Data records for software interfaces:
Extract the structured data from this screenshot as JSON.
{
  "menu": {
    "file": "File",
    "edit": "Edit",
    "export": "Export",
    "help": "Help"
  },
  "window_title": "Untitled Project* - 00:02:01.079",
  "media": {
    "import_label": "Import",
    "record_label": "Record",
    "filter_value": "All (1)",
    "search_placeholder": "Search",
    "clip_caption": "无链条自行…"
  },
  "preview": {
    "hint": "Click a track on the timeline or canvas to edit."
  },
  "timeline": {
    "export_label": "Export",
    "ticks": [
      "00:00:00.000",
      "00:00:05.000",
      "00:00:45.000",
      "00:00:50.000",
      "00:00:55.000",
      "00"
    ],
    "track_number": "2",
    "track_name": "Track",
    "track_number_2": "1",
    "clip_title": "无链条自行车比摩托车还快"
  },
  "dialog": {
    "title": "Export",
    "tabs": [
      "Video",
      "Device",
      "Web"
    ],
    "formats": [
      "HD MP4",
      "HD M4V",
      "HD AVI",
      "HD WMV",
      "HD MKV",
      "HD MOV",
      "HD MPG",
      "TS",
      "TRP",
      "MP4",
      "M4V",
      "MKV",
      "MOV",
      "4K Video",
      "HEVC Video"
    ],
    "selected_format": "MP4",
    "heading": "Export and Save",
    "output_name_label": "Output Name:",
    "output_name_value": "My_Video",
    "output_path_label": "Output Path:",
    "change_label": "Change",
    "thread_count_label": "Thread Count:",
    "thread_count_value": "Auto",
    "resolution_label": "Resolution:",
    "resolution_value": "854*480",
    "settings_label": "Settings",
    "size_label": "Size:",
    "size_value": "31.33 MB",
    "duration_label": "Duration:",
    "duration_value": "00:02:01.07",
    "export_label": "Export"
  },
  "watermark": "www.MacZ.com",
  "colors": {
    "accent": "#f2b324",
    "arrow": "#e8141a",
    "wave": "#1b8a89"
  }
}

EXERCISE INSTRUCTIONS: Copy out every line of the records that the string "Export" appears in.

TASK ANSWER:
    "export": "Export",
    "export_label": "Export",
    "title": "Export",
    "heading": "Export and Save",
    "export_label": "Export"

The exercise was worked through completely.